• Exercise objective: Report every line below that holds the word "JSON".

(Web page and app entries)
*** Begin section ***

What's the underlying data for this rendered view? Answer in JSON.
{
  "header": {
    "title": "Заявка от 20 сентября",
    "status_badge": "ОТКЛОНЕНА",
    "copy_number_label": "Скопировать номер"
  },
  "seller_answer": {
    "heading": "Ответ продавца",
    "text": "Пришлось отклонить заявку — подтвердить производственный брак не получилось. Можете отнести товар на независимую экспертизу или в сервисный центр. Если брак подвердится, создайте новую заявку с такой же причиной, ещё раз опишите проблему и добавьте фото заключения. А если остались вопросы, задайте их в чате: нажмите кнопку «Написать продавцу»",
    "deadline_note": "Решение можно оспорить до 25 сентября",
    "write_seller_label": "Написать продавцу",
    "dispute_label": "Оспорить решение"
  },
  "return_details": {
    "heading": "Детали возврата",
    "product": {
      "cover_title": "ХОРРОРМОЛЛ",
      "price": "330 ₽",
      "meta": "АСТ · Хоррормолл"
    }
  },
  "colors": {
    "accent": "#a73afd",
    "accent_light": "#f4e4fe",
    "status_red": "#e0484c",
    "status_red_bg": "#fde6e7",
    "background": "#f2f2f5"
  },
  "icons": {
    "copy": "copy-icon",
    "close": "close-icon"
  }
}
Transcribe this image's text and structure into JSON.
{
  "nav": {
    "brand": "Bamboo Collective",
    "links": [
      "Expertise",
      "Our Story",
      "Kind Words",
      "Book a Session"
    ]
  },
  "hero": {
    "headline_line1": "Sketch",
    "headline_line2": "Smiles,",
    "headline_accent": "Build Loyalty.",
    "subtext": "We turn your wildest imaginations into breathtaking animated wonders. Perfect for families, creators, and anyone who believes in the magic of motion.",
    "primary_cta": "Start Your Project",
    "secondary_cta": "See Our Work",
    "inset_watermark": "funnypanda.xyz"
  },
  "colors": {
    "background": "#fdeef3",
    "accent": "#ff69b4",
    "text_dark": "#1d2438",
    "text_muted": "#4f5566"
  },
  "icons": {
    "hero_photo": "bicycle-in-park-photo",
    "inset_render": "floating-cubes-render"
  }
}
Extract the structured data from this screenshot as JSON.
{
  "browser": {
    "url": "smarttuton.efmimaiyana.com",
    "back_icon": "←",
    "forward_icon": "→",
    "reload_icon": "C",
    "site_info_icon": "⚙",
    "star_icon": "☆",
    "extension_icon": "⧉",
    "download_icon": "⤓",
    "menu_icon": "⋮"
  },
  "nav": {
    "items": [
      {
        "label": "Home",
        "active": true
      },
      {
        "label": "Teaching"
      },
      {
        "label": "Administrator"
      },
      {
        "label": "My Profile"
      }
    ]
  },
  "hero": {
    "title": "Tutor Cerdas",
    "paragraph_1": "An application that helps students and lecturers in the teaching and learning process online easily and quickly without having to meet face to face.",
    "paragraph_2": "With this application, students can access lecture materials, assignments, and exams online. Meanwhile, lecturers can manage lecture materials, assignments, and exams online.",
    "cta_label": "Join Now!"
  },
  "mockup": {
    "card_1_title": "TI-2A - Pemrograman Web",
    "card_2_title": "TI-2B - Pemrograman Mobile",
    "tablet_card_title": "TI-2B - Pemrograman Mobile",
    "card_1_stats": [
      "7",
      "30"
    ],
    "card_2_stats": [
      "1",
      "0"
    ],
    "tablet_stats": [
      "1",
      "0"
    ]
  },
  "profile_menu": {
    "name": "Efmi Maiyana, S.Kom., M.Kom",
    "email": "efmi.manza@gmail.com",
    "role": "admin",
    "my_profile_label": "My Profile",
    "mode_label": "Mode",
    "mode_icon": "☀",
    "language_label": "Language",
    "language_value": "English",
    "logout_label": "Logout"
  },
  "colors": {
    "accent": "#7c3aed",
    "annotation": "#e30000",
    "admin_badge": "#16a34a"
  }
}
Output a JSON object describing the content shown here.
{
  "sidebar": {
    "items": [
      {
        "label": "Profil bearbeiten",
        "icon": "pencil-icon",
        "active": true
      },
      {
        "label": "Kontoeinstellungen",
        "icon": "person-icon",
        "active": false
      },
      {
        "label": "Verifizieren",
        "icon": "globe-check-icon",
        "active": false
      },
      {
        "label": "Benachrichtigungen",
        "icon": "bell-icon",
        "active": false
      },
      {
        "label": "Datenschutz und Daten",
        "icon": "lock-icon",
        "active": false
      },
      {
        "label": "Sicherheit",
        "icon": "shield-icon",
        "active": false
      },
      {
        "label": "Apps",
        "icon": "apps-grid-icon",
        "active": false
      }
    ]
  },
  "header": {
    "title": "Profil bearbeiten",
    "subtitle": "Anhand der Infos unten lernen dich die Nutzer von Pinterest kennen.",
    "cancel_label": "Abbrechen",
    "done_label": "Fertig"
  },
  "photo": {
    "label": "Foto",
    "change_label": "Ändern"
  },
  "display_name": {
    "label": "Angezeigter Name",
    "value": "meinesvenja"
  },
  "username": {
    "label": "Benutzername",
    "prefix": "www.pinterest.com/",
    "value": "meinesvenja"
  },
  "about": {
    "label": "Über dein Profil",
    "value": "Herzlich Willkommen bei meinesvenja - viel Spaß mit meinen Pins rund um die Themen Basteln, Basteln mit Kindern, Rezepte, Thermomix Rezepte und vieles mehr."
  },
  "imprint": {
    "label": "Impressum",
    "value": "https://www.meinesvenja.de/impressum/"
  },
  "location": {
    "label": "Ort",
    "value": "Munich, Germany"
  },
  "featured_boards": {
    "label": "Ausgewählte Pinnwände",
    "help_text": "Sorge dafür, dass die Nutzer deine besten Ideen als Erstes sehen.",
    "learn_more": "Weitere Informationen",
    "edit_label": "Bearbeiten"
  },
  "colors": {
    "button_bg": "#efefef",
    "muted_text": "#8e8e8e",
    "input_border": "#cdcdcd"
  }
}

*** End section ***

• Written response:
What's the underlying data for this rendered view? Answer in JSON.
Transcribe this image's text and structure into JSON.
Extract the structured data from this screenshot as JSON.
Output a JSON object describing the content shown here.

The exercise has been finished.